Their faith in the Founding Fathers is a signature of the movement. Citing links to the Revolution has been a mainstay of American politics since the nation's beginnings, Lepore says, but the way the Tea Party uses those symbols and language is original. "It is a fundamentalist way of thinking of the past: The founding documents are gospel; they come alive for us," she says.
Another factor uniting them is the rejection of the political structure and parties that exist now.
"The Tea Party is trying to change the country around because the Republicans and Democrats — I don't think anyone knows what they're doing in Washington anymore," says Ed Bradley, 54, a retired police officer and judge from Lebanon, Ind. "The Tea Party is trying to change this country to what it used to be."
At the same time, the Tea Party is not trying to be a political party, but rather a political movement.
On the last big Election Day, in 2008, the Tea Party didn't exist. Now the name encompasses the most energized segment of the electorate, one that has denied members of Congress renomination, created a new constellation of political heroes and pushed the GOP to the right.

Even so, the movement is less a party than an anti-party, with no clear consensus about whom its national leaders are and a generally dyspeptic view of organized political power.
In sum, the Tea Party is a growing group of Americans who realize the American Dream is slipping away. They are a people who love their country and value the freedom it has promoted for exactly 234 years. They are trying to protect that very freedom before the USA no longer resembles the free republic created to be for the people and by the people.
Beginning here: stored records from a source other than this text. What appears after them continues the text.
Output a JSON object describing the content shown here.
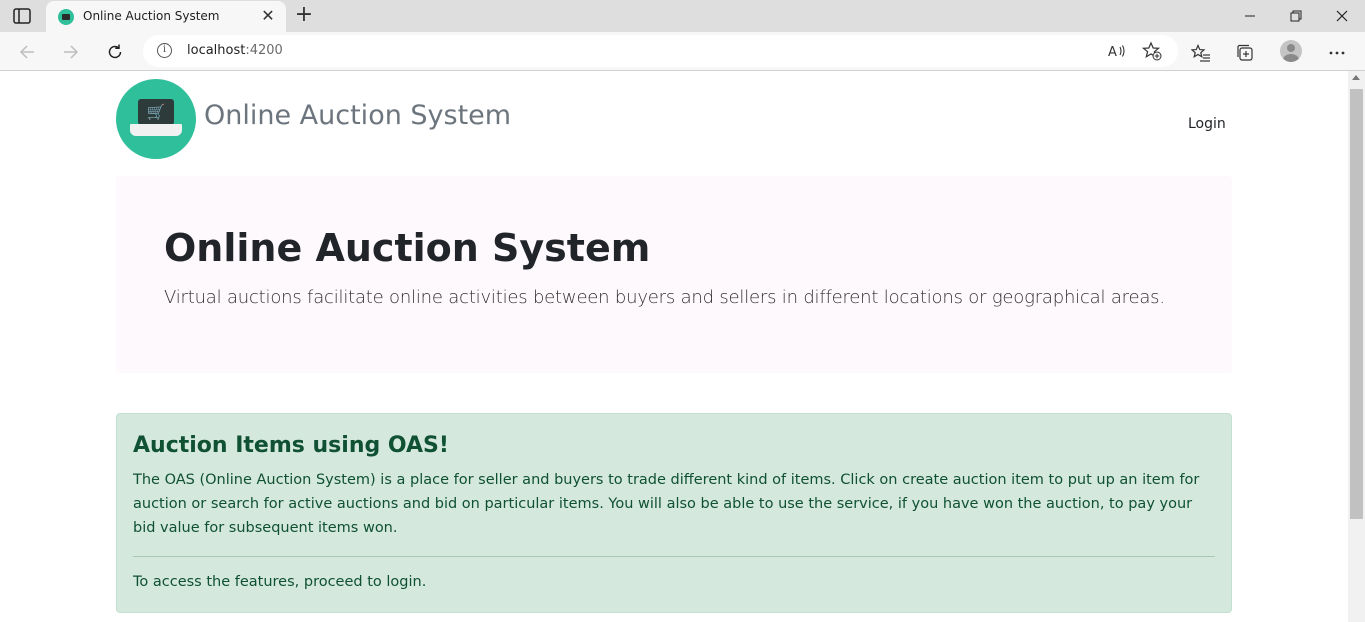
{
  "browser": {
    "tab_title": "Online Auction System",
    "url_host": "localhost",
    "url_port": ":4200",
    "icons": {
      "sidebar": "sidebar-icon",
      "new_tab": "plus-icon",
      "back": "arrow-left-icon",
      "forward": "arrow-right-icon",
      "refresh": "refresh-icon",
      "site_info": "info-icon",
      "read_aloud": "read-aloud-icon",
      "add_favorite": "star-plus-icon",
      "favorites": "favorites-icon",
      "collections": "collections-icon",
      "profile": "profile-icon",
      "more": "ellipsis-icon"
    }
  },
  "header": {
    "brand": "Online Auction System",
    "login": "Login",
    "logo_icon": "laptop-cart-icon"
  },
  "hero": {
    "title": "Online Auction System",
    "lead": "Virtual auctions facilitate online activities between buyers and sellers in different locations or geographical areas."
  },
  "info": {
    "heading": "Auction Items using OAS!",
    "body": "The OAS (Online Auction System) is a place for seller and buyers to trade different kind of items. Click on create auction item to put up an item for auction or search for active auctions and bid on particular items. You will also be able to use the service, if you have won the auction, to pay your bid value for subsequent items won.",
    "footer": "To access the features, proceed to login."
  },
  "colors": {
    "brand_teal": "#2fbf9a",
    "alert_bg": "#d4e8dd",
    "alert_text": "#0f5132",
    "hero_bg": "#fdf9fd"
  }
}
The final quote that the article sited was,
"The government is taking over everything — the banks, the automobiles," she says. "I want my freedom back."
That sums up the frustration pretty well.

Thursday, July 1, 2010


Remarkable. I mean that in two ways. One is that the following item is worth a remark, and the other is that it is truly remarkable in an amazing sense.

Apparently, the ardent atheist, Christopher Hitchens has cancer. There is a blog post that is soliciting prayer for him as he faces a potentially terminal disease.

It is interesting on all sorts of levels. The comments are fascinating, too. It's funny how bothered an atheist can be that someone is praying for them. Why does it matter?

I join this blogger in prayer for Christopher Hitchens. How awesome it would be to see him become a modern Paul, i.e, an atheist of atheists who converts to believing in the Lord Jesus Christ, and in his remaining days, uses his position of respect in the atheist world to showing people that there is a God, and He can be known.


I just read the transcript of Obama's immigration speech this morning. Instead of hashing that out, I had an idea. Tell me what you think.

How about instead of only focusing on adding more border control agents, why don't we add more border welcomers. Have lots of Ellis Island types of border crossings where the non-criminal family just aspiring for a better future can pass through legally without having to wait years and years.

If the process of getting legal status were more streamlined and easier, the motivation for the "good type" of immigrant to cross illegally would be gone.

You could come over, fill out a bunch of papers that document who you are, finger print, and other identifying information, and then get a provisional legal crossing, while the rest of the red tape gets sorted out. If you fail to comply with the entire process, including fees, learning English, Constitution test, etc., which could take however long needed to get through the bureaucracy, you are deported, and you could be found b/c your whereabouts were documented when you came in.

The criminal side would have to be dealt with too, but the key is to deal humanely for the people coming to America for the right reasons.